ACTIVITY:
Pick out each line with the word "Internet" from the material that follows.

RECORDS FOR THE TASK:
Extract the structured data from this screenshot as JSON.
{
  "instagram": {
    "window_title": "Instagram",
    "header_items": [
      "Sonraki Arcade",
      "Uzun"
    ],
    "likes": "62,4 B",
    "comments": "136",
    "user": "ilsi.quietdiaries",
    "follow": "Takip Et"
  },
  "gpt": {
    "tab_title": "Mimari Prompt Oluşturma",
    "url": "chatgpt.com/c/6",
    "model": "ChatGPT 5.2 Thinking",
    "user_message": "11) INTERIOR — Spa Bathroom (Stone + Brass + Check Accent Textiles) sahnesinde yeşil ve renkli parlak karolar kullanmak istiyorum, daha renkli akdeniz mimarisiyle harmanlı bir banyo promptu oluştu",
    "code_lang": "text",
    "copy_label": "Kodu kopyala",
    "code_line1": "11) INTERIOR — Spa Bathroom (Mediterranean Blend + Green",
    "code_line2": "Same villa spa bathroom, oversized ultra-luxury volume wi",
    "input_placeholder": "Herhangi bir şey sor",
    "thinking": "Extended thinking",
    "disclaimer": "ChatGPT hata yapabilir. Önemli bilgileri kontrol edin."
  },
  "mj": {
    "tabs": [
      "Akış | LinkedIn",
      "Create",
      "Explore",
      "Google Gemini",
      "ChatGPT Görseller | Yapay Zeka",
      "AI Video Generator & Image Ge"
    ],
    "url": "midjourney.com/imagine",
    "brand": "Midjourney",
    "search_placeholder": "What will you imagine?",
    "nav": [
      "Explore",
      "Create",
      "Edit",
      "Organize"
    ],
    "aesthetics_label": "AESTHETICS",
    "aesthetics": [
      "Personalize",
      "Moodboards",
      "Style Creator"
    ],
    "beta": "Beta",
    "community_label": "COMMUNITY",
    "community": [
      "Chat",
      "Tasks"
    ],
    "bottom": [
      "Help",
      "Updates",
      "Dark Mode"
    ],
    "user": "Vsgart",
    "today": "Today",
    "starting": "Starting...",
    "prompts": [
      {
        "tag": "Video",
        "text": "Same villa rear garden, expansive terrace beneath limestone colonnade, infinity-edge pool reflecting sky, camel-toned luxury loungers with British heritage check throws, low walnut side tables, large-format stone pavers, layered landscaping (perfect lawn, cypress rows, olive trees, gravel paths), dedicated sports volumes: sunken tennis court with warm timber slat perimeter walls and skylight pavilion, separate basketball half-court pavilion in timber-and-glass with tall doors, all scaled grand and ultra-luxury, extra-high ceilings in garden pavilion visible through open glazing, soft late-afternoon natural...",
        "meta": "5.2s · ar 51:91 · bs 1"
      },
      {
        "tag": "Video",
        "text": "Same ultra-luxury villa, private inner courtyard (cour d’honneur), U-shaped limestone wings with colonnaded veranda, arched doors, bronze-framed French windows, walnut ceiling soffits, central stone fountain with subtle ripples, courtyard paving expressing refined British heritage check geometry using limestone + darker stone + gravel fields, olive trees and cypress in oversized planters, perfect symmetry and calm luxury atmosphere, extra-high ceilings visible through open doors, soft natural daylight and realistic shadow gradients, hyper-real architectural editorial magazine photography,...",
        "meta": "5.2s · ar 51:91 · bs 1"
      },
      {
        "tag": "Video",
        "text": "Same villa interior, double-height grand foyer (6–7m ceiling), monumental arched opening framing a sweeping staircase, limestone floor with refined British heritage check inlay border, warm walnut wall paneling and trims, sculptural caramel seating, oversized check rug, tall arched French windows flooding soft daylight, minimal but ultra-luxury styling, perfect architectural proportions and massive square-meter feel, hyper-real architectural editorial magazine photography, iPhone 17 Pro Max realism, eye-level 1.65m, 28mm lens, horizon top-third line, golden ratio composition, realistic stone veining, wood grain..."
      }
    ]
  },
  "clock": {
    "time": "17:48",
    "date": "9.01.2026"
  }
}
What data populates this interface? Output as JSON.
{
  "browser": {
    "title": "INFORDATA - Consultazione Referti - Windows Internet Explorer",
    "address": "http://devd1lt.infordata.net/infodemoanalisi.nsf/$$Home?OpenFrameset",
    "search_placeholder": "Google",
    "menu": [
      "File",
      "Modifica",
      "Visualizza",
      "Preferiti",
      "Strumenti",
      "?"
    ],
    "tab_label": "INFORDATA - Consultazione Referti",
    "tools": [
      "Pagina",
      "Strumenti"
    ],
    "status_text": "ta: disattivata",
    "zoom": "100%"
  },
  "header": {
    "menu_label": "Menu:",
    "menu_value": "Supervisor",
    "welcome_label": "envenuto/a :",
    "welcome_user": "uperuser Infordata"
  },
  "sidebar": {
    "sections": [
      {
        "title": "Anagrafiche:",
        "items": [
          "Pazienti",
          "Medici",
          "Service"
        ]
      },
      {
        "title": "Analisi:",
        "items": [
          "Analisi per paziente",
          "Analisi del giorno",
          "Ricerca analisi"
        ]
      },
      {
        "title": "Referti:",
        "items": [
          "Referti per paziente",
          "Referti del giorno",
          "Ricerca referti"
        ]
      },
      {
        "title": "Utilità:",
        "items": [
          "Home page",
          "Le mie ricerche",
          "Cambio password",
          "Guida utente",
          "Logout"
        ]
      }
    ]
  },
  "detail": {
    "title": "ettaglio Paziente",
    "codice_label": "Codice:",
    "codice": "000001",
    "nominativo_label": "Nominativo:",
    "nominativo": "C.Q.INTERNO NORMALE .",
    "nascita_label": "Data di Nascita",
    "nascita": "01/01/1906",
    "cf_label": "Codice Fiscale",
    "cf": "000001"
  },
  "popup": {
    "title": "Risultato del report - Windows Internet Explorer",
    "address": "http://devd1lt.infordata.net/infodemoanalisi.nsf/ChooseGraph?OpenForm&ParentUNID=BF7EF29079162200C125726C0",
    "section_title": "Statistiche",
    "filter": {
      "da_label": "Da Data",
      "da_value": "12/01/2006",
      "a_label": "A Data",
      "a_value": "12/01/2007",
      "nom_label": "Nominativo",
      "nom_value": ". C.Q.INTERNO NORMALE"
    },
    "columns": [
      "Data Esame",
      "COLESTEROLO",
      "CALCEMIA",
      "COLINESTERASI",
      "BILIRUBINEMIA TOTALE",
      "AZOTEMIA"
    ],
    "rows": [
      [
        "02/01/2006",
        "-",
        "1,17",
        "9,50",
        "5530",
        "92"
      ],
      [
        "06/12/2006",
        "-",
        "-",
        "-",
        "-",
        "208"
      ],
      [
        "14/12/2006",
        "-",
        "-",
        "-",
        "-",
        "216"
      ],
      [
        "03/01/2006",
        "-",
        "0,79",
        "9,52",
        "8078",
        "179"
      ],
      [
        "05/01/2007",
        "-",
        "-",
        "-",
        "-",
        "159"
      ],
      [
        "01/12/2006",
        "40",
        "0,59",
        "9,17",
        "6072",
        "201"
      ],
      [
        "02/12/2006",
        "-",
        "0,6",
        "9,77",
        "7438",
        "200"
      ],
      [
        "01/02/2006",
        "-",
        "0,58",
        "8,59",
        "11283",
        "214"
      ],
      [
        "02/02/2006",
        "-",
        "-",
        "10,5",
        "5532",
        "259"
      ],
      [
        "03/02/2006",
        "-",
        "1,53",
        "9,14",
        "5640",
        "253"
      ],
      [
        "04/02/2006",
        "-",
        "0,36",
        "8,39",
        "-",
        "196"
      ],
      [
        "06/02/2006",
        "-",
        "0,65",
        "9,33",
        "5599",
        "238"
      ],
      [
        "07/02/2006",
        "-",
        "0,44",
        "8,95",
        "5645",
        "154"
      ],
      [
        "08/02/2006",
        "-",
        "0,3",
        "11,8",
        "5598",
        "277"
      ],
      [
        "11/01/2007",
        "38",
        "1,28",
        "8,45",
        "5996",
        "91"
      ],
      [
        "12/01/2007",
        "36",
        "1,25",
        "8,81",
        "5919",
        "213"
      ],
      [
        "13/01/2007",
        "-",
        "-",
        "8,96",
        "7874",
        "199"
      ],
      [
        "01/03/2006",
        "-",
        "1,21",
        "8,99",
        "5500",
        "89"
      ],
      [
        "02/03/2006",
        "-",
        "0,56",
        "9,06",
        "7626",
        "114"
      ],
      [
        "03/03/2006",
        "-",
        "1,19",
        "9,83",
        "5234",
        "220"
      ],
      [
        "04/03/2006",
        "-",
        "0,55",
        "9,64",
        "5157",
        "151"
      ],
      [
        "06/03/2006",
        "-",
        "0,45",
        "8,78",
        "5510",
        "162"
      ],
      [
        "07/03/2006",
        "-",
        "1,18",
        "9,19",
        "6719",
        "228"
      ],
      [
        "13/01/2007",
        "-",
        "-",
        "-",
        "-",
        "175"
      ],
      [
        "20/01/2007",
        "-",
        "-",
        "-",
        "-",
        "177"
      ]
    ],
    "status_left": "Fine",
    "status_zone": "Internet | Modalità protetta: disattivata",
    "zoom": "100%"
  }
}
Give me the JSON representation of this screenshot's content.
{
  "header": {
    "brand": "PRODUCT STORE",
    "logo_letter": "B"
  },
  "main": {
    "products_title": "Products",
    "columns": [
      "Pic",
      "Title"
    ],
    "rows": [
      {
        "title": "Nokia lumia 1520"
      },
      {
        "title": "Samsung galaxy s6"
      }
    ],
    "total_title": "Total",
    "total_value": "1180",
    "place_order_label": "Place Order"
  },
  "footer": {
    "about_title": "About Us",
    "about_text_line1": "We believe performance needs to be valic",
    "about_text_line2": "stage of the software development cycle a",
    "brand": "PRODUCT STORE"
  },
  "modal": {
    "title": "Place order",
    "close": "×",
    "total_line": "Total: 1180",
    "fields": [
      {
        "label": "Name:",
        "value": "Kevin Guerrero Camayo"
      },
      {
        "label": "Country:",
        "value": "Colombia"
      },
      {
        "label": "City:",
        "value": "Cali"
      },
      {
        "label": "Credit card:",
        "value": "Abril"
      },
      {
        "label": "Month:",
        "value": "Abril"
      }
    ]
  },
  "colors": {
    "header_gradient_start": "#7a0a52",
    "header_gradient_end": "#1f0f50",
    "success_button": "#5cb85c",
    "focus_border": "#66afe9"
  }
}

THE COMPLETED TASK:
    "title": "INFORDATA - Consultazione Referti - Windows Internet Explorer",
    "title": "Risultato del report - Windows Internet Explorer",
    "status_zone": "Internet | Modalità protetta: disattivata",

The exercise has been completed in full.